Work task
Repeat all the lines below exactly, but omit the pictures.

Component data from apps and pages:
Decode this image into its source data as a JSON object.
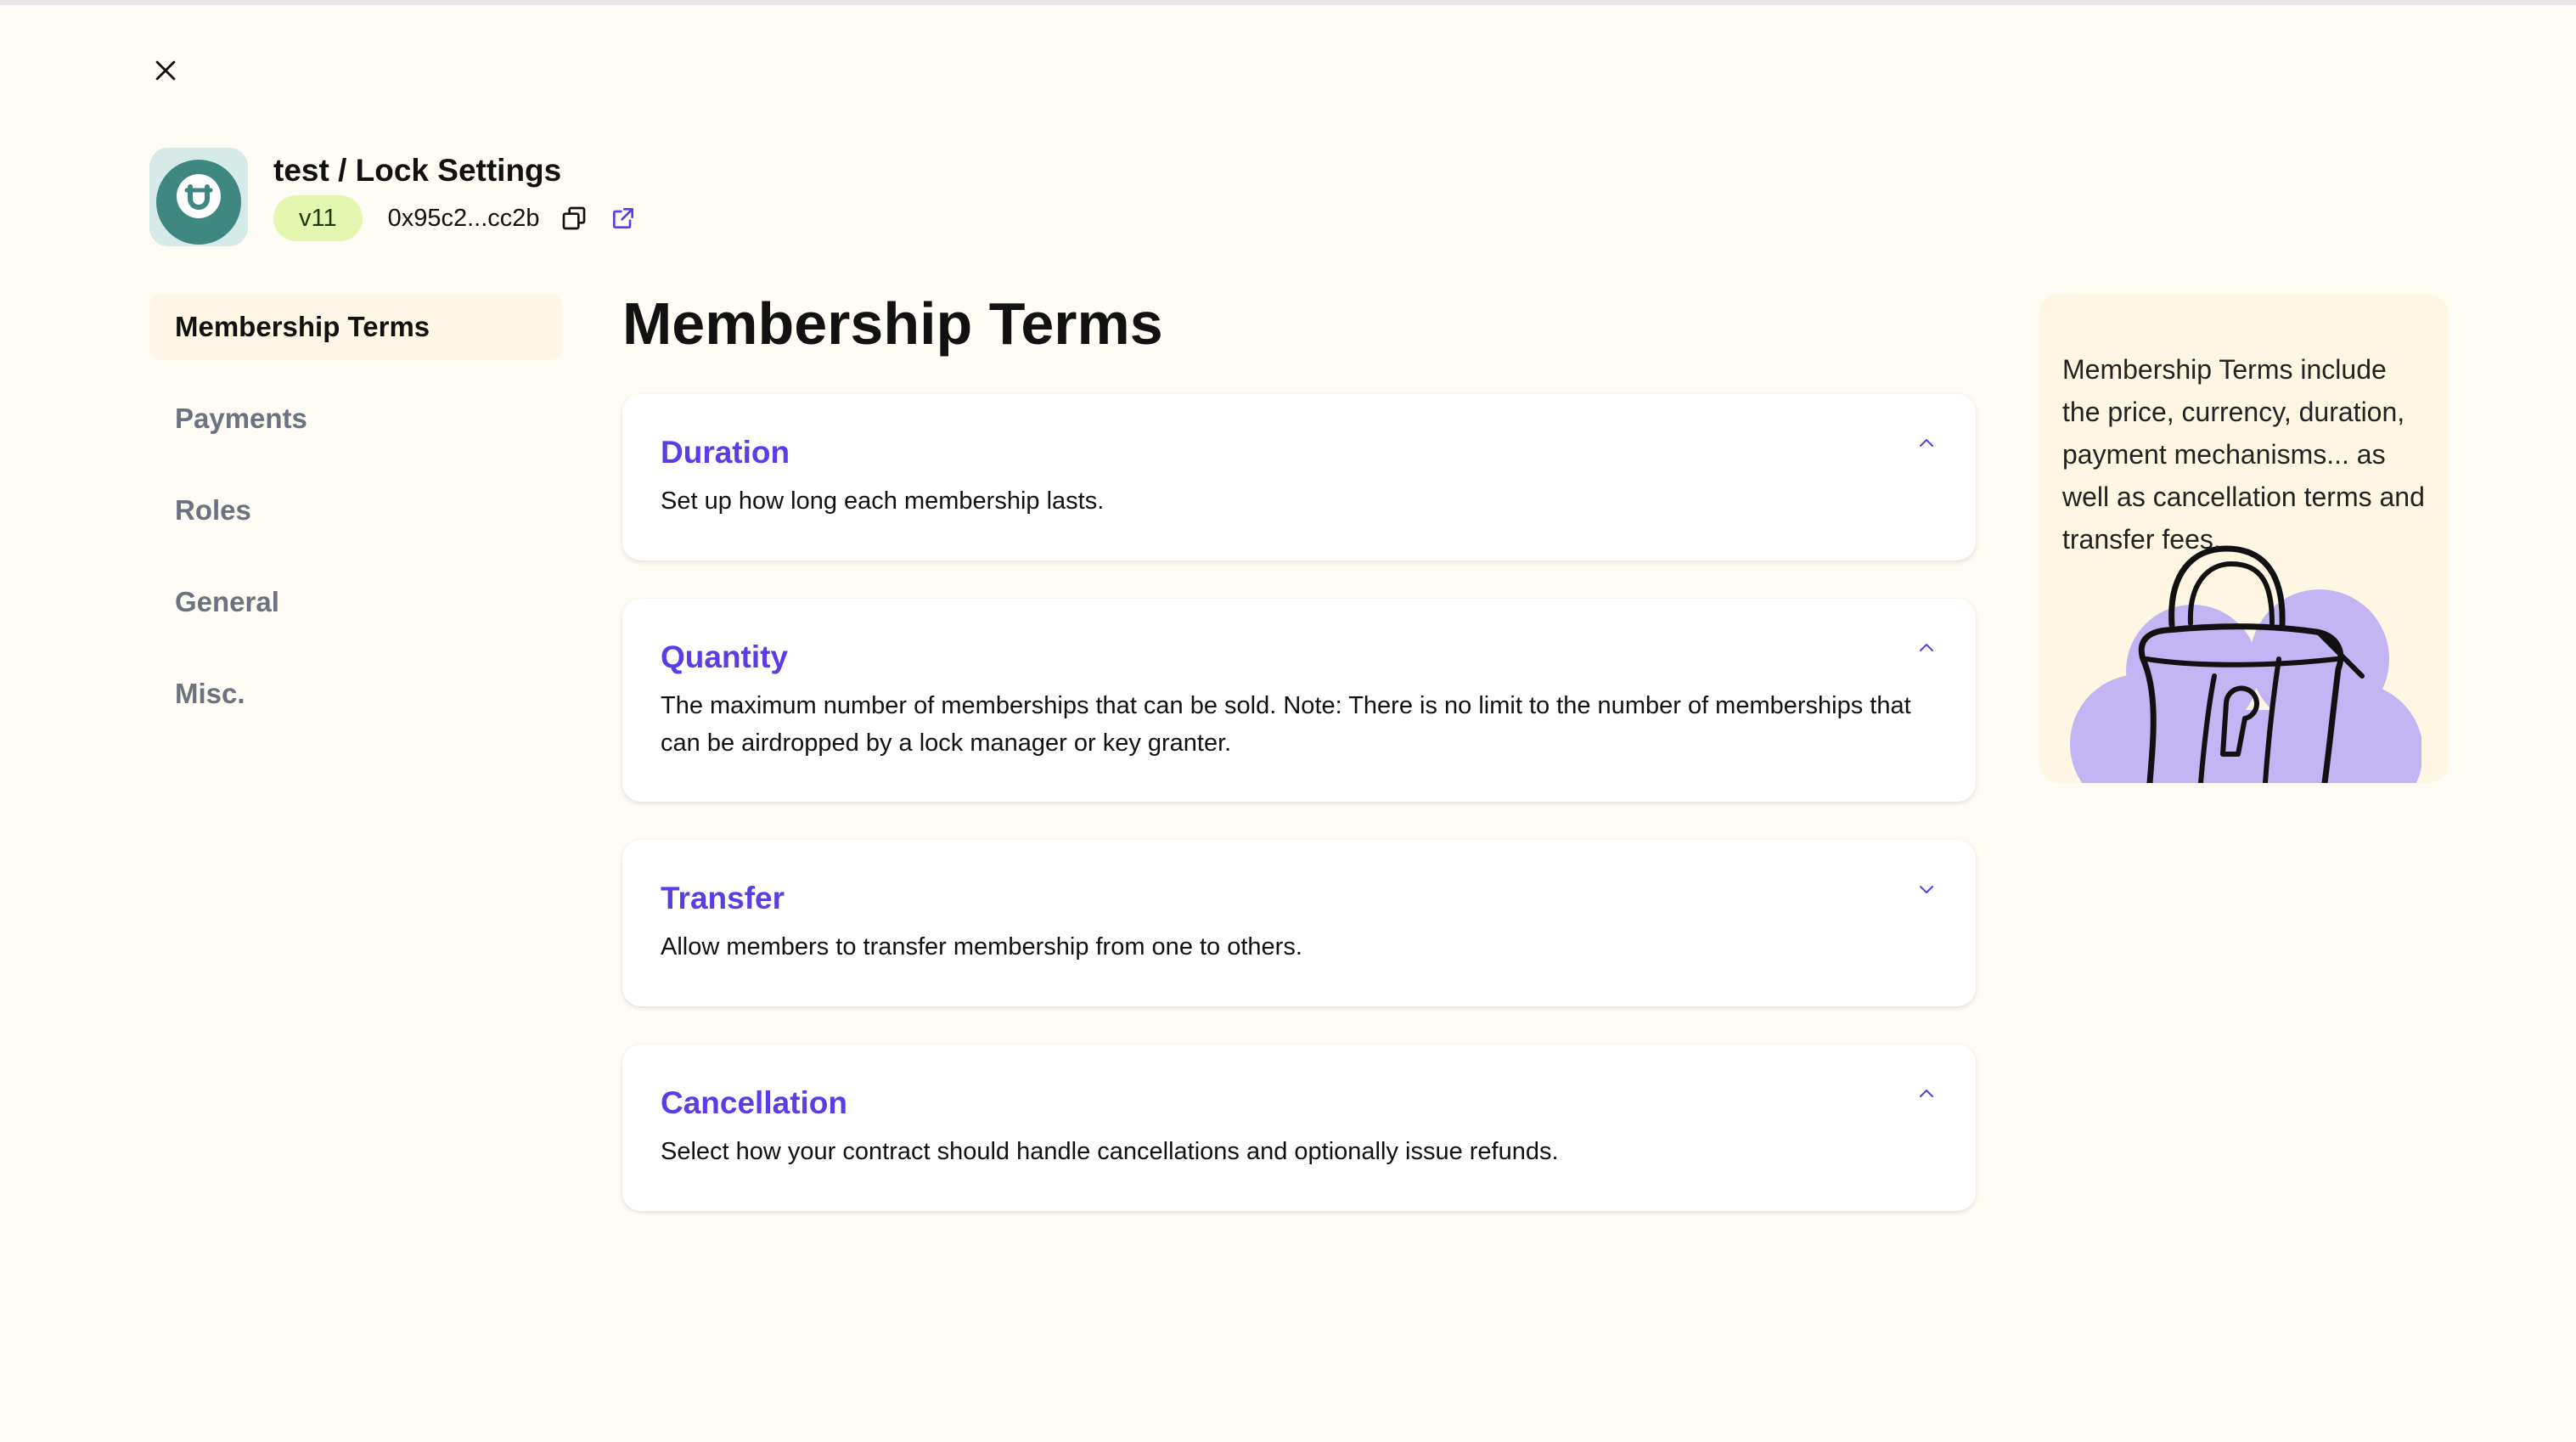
{
  "header": {
    "title": "test / Lock Settings",
    "version": "v11",
    "address": "0x95c2...cc2b"
  },
  "sidebar": {
    "items": [
      {
        "label": "Membership Terms",
        "active": true
      },
      {
        "label": "Payments",
        "active": false
      },
      {
        "label": "Roles",
        "active": false
      },
      {
        "label": "General",
        "active": false
      },
      {
        "label": "Misc.",
        "active": false
      }
    ]
  },
  "main": {
    "title": "Membership Terms",
    "sections": [
      {
        "title": "Duration",
        "description": "Set up how long each membership lasts.",
        "chevron": "chevron-up-icon"
      },
      {
        "title": "Quantity",
        "description": "The maximum number of memberships that can be sold. Note: There is no limit to the number of memberships that can be airdropped by a lock manager or key granter.",
        "chevron": "chevron-up-icon"
      },
      {
        "title": "Transfer",
        "description": "Allow members to transfer membership from one to others.",
        "chevron": "chevron-down-icon"
      },
      {
        "title": "Cancellation",
        "description": "Select how your contract should handle cancellations and optionally issue refunds.",
        "chevron": "chevron-up-icon"
      }
    ]
  },
  "info_panel": {
    "text": "Membership Terms include the price, currency, duration, payment mechanisms... as well as cancellation terms and transfer fees.",
    "illustration": "padlock-illustration"
  },
  "colors": {
    "background": "#fffbf5",
    "accent": "#5b3ce6",
    "badge": "#e3f7b0",
    "active_nav": "#fff7e5",
    "info_panel": "#fff6e4",
    "illustration": "#c3b5f4"
  }
}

Your solution
Decode this image into its source data as a JSON object.
{
  "header": {
    "title": "test / Lock Settings",
    "version": "v11",
    "address": "0x95c2...cc2b"
  },
  "sidebar": {
    "items": [
      {
        "label": "Membership Terms",
        "active": true
      },
      {
        "label": "Payments",
        "active": false
      },
      {
        "label": "Roles",
        "active": false
      },
      {
        "label": "General",
        "active": false
      },
      {
        "label": "Misc.",
        "active": false
      }
    ]
  },
  "main": {
    "title": "Membership Terms",
    "sections": [
      {
        "title": "Duration",
        "description": "Set up how long each membership lasts.",
        "chevron": "chevron-up-icon"
      },
      {
        "title": "Quantity",
        "description": "The maximum number of memberships that can be sold. Note: There is no limit to the number of memberships that can be airdropped by a lock manager or key granter.",
        "chevron": "chevron-up-icon"
      },
      {
        "title": "Transfer",
        "description": "Allow members to transfer membership from one to others.",
        "chevron": "chevron-down-icon"
      },
      {
        "title": "Cancellation",
        "description": "Select how your contract should handle cancellations and optionally issue refunds.",
        "chevron": "chevron-up-icon"
      }
    ]
  },
  "info_panel": {
    "text": "Membership Terms include the price, currency, duration, payment mechanisms... as well as cancellation terms and transfer fees.",
    "illustration": "padlock-illustration"
  },
  "colors": {
    "background": "#fffbf5",
    "accent": "#5b3ce6",
    "badge": "#e3f7b0",
    "active_nav": "#fff7e5",
    "info_panel": "#fff6e4",
    "illustration": "#c3b5f4"
  }
}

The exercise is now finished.